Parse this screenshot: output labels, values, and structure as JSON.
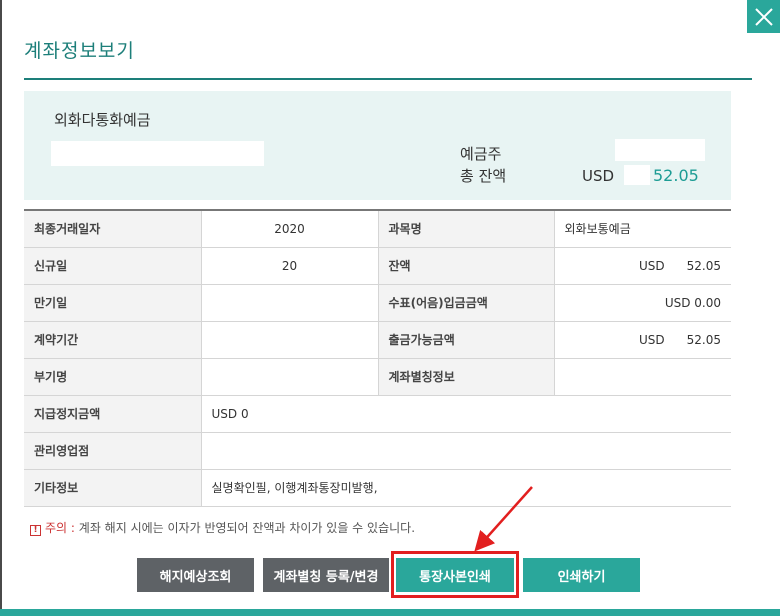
{
  "dialog": {
    "title": "계좌정보보기"
  },
  "summary": {
    "account_type": "외화다통화예금",
    "owner_label": "예금주",
    "total_label": "총 잔액",
    "total_currency": "USD",
    "total_amount": "52.05"
  },
  "table": {
    "r1": {
      "l1": "최종거래일자",
      "v1": "2020",
      "l2": "과목명",
      "v2": "외화보통예금"
    },
    "r2": {
      "l1": "신규일",
      "v1": "20",
      "l2": "잔액",
      "v2a": "USD",
      "v2b": "52.05"
    },
    "r3": {
      "l1": "만기일",
      "v1": "",
      "l2": "수표(어음)입금금액",
      "v2": "USD 0.00"
    },
    "r4": {
      "l1": "계약기간",
      "v1": "",
      "l2": "출금가능금액",
      "v2a": "USD",
      "v2b": "52.05"
    },
    "r5": {
      "l1": "부기명",
      "v1": "",
      "l2": "계좌별칭정보",
      "v2": ""
    },
    "r6": {
      "l1": "지급정지금액",
      "v1": "USD 0"
    },
    "r7": {
      "l1": "관리영업점",
      "v1": ""
    },
    "r8": {
      "l1": "기타정보",
      "v1": "실명확인필,   이행계좌통장미발행,"
    }
  },
  "notice": {
    "label": "주의 :",
    "text": "계좌 해지 시에는 이자가 반영되어 잔액과 차이가 있을 수 있습니다."
  },
  "buttons": {
    "cancel_inquiry": "해지예상조회",
    "alias_register": "계좌별칭 등록/변경",
    "passbook_print": "통장사본인쇄",
    "print": "인쇄하기"
  },
  "colors": {
    "accent": "#2aa79b",
    "title": "#1d7f7a",
    "highlight": "#e21f1f"
  },
  "icons": {
    "close": "close-icon",
    "warning": "warning-icon"
  }
}
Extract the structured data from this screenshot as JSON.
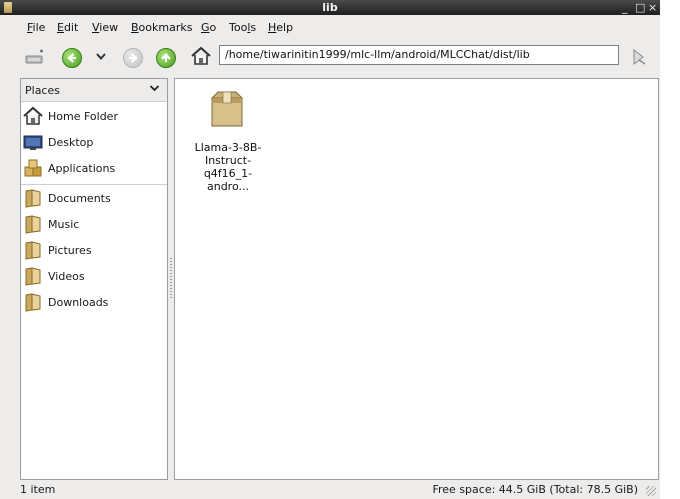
{
  "window": {
    "title": "lib",
    "controls": {
      "minimize": "_",
      "maximize": "□",
      "close": "×"
    }
  },
  "menubar": {
    "items": [
      {
        "label": "File",
        "accel": "F",
        "rest": "ile"
      },
      {
        "label": "Edit",
        "accel": "E",
        "rest": "dit"
      },
      {
        "label": "View",
        "accel": "V",
        "rest": "iew"
      },
      {
        "label": "Bookmarks",
        "accel": "B",
        "rest": "ookmarks"
      },
      {
        "label": "Go",
        "accel": "G",
        "rest": "o"
      },
      {
        "label": "Tools",
        "pre": "Too",
        "accel": "l",
        "rest": "s"
      },
      {
        "label": "Help",
        "accel": "H",
        "rest": "elp"
      }
    ]
  },
  "toolbar": {
    "location": "/home/tiwarinitin1999/mlc-llm/android/MLCChat/dist/lib",
    "icons": [
      "new-tab-icon",
      "back-icon",
      "history-dropdown-icon",
      "forward-icon",
      "up-icon",
      "home-icon",
      "go-icon"
    ]
  },
  "sidebar": {
    "header": "Places",
    "items": [
      {
        "label": "Home Folder",
        "icon": "home-folder-icon"
      },
      {
        "label": "Desktop",
        "icon": "desktop-icon"
      },
      {
        "label": "Applications",
        "icon": "applications-icon"
      },
      {
        "label": "Documents",
        "icon": "folder-icon"
      },
      {
        "label": "Music",
        "icon": "folder-icon"
      },
      {
        "label": "Pictures",
        "icon": "folder-icon"
      },
      {
        "label": "Videos",
        "icon": "folder-icon"
      },
      {
        "label": "Downloads",
        "icon": "folder-icon"
      }
    ]
  },
  "content": {
    "files": [
      {
        "name_lines": [
          "Llama-3-8B-",
          "Instruct-",
          "q4f16_1-andro..."
        ],
        "icon": "package-icon"
      }
    ]
  },
  "statusbar": {
    "item_count": "1 item",
    "free_space": "Free space: 44.5 GiB (Total: 78.5 GiB)"
  },
  "colors": {
    "accent_green": "#4a9e1c",
    "window_bg": "#edeceb",
    "titlebar_bg": "#2b2b2b"
  }
}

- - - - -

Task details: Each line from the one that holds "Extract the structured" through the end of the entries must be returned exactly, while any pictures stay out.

Exercise response:
Extract the structured data from this screenshot as JSON.
{
  "window": {
    "title": "lib",
    "controls": {
      "minimize": "_",
      "maximize": "□",
      "close": "×"
    }
  },
  "menubar": {
    "items": [
      {
        "label": "File",
        "accel": "F",
        "rest": "ile"
      },
      {
        "label": "Edit",
        "accel": "E",
        "rest": "dit"
      },
      {
        "label": "View",
        "accel": "V",
        "rest": "iew"
      },
      {
        "label": "Bookmarks",
        "accel": "B",
        "rest": "ookmarks"
      },
      {
        "label": "Go",
        "accel": "G",
        "rest": "o"
      },
      {
        "label": "Tools",
        "pre": "Too",
        "accel": "l",
        "rest": "s"
      },
      {
        "label": "Help",
        "accel": "H",
        "rest": "elp"
      }
    ]
  },
  "toolbar": {
    "location": "/home/tiwarinitin1999/mlc-llm/android/MLCChat/dist/lib",
    "icons": [
      "new-tab-icon",
      "back-icon",
      "history-dropdown-icon",
      "forward-icon",
      "up-icon",
      "home-icon",
      "go-icon"
    ]
  },
  "sidebar": {
    "header": "Places",
    "items": [
      {
        "label": "Home Folder",
        "icon": "home-folder-icon"
      },
      {
        "label": "Desktop",
        "icon": "desktop-icon"
      },
      {
        "label": "Applications",
        "icon": "applications-icon"
      },
      {
        "label": "Documents",
        "icon": "folder-icon"
      },
      {
        "label": "Music",
        "icon": "folder-icon"
      },
      {
        "label": "Pictures",
        "icon": "folder-icon"
      },
      {
        "label": "Videos",
        "icon": "folder-icon"
      },
      {
        "label": "Downloads",
        "icon": "folder-icon"
      }
    ]
  },
  "content": {
    "files": [
      {
        "name_lines": [
          "Llama-3-8B-",
          "Instruct-",
          "q4f16_1-andro..."
        ],
        "icon": "package-icon"
      }
    ]
  },
  "statusbar": {
    "item_count": "1 item",
    "free_space": "Free space: 44.5 GiB (Total: 78.5 GiB)"
  },
  "colors": {
    "accent_green": "#4a9e1c",
    "window_bg": "#edeceb",
    "titlebar_bg": "#2b2b2b"
  }
}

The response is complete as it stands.